In this talk we will look at motivations and examples of encoding finite-state machines, using the expressive type systems of Haskell and PureScript.
While this talk is aimed at showing the benefits of encoding state machines in type systems, the examples use advanced type system features to accomplish that goal. Being comfortable with monads, monad transformers, type classes, and associated types, as well as Haskell or PureScript syntax, will definitely help in following along.
If you are interested in absorbing the rich harmony of state machines and type systems intertwined, and you are not afraid of the occasional compile-time error, then this talk is for you.

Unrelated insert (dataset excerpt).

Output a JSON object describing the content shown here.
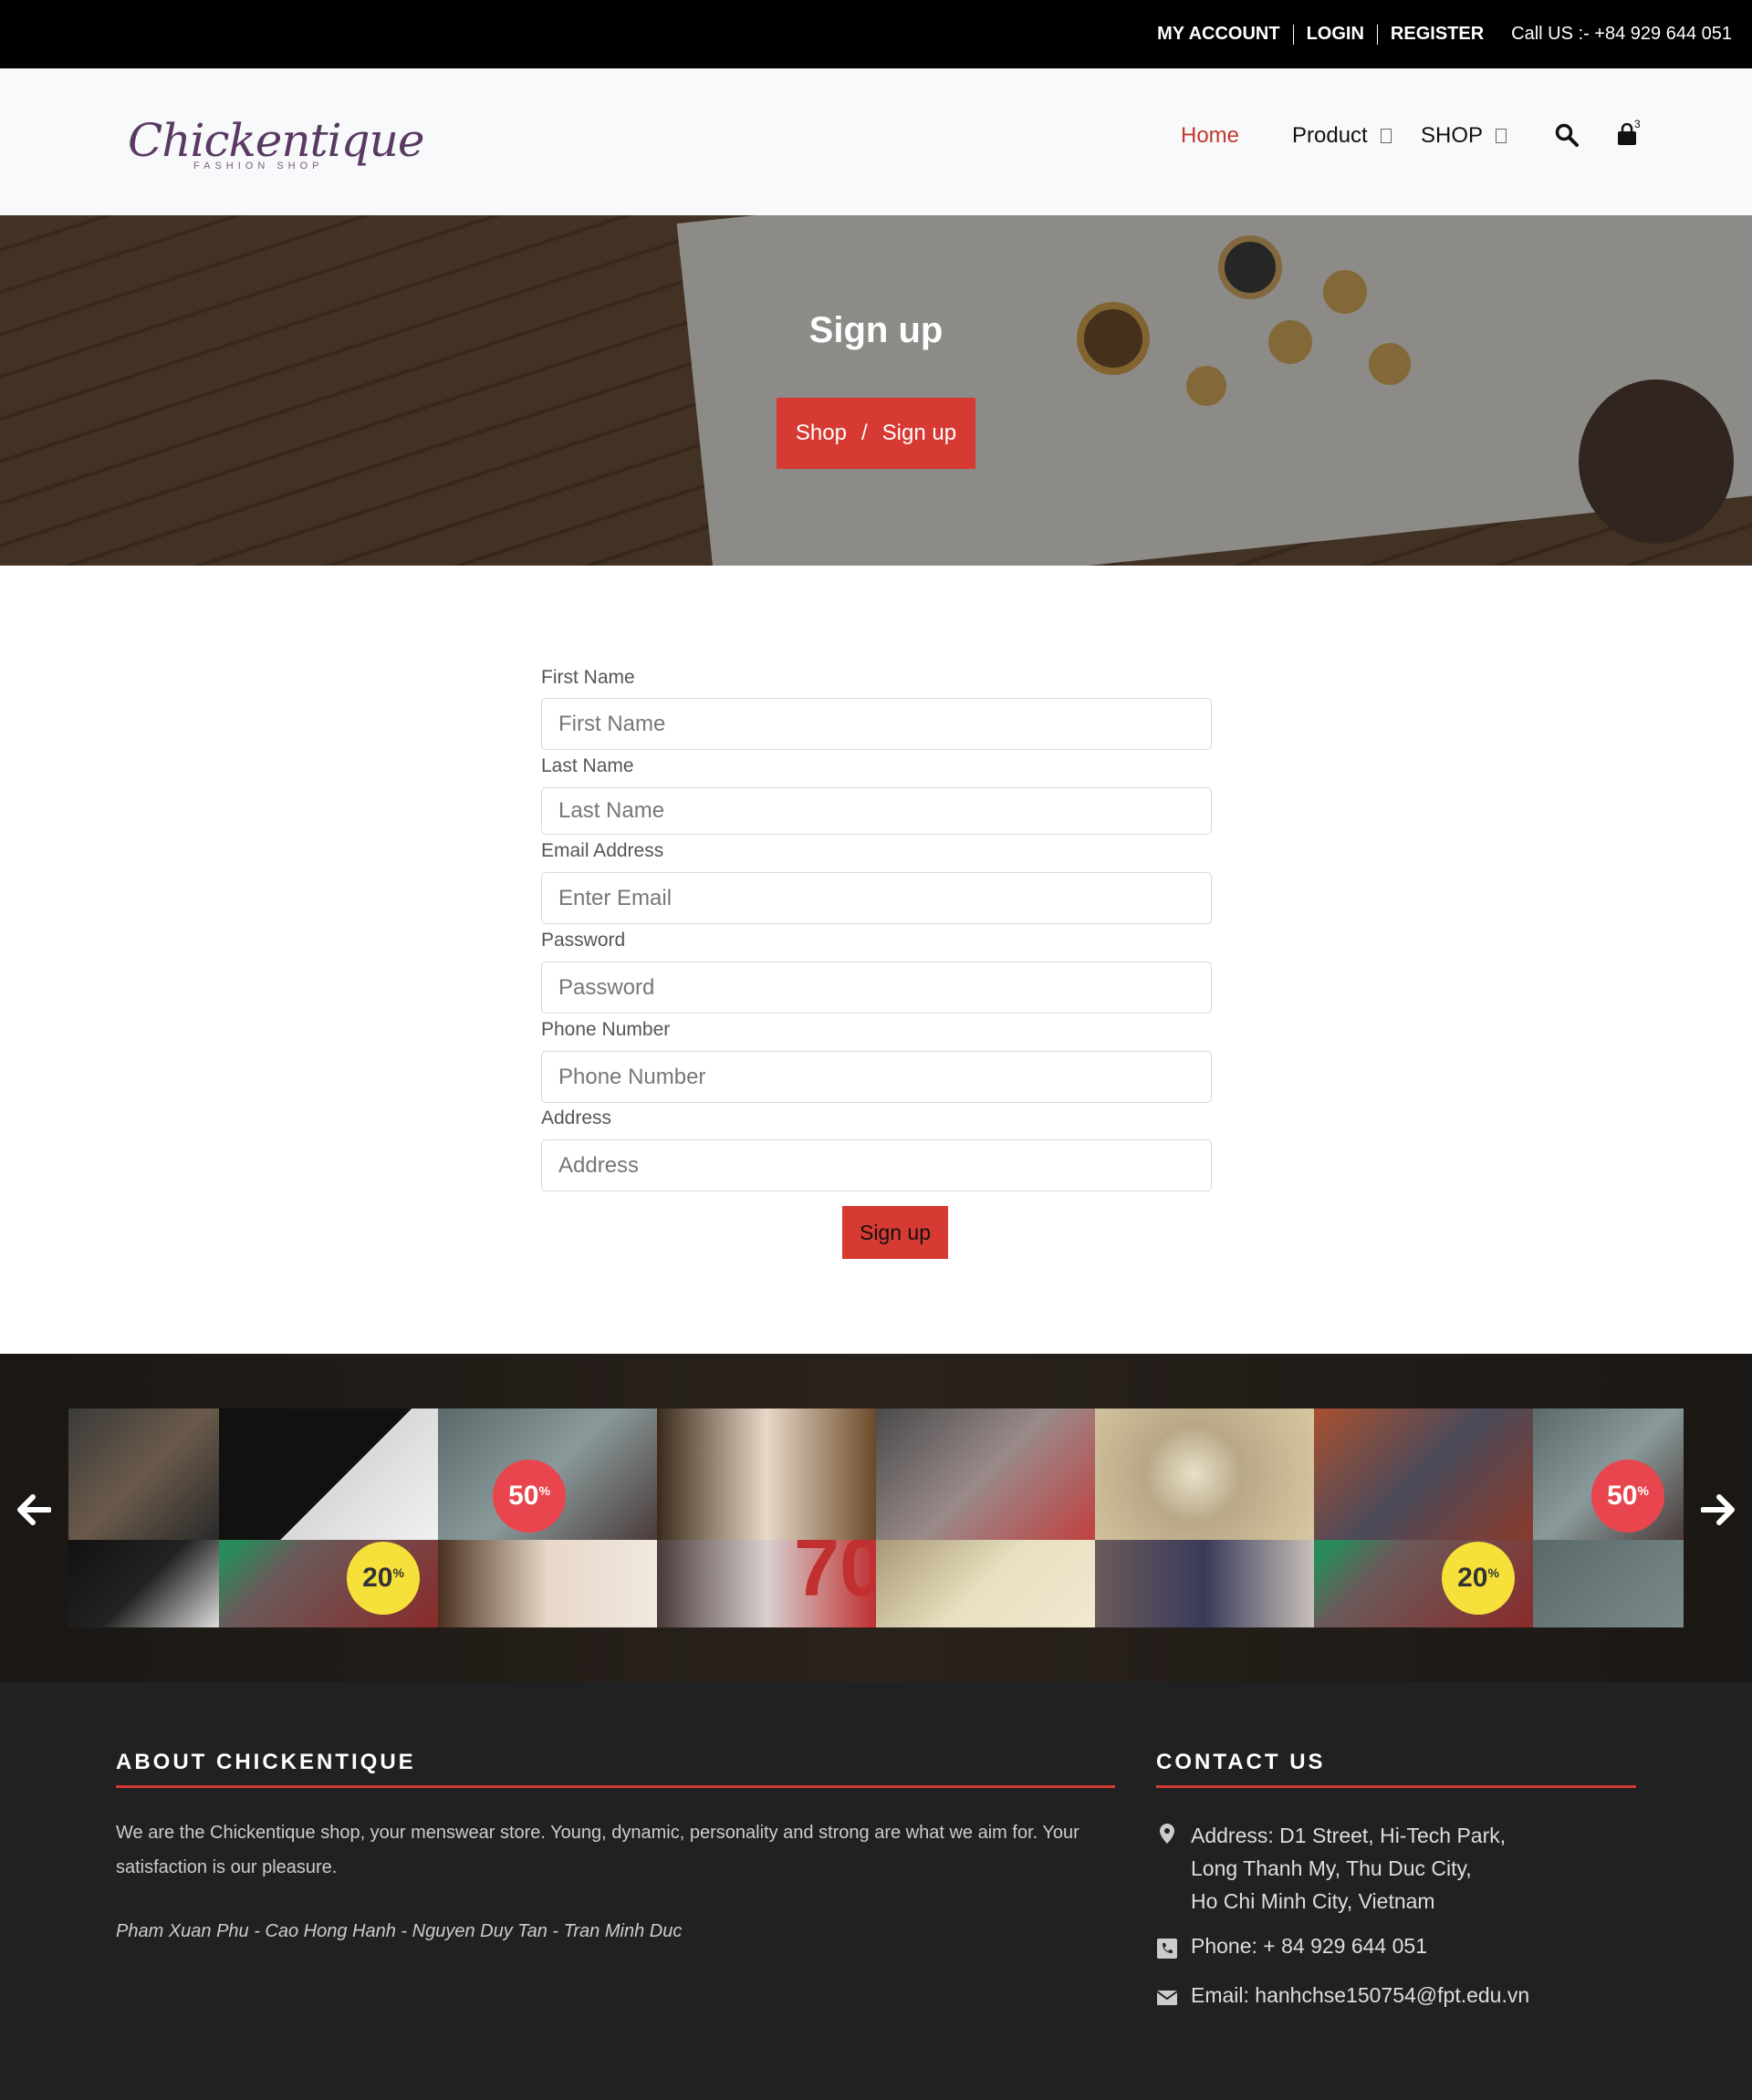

After some years of musical education, Oskar Wickström began his journey into the world of software. He's currently doing remote work in Haskell. Among the technical topics that interest Oskar are functional programming, systems design, web technology, and programming languages. His more aesthetic side, which mostly involves music, draws him towards graphics and UI design every now and then.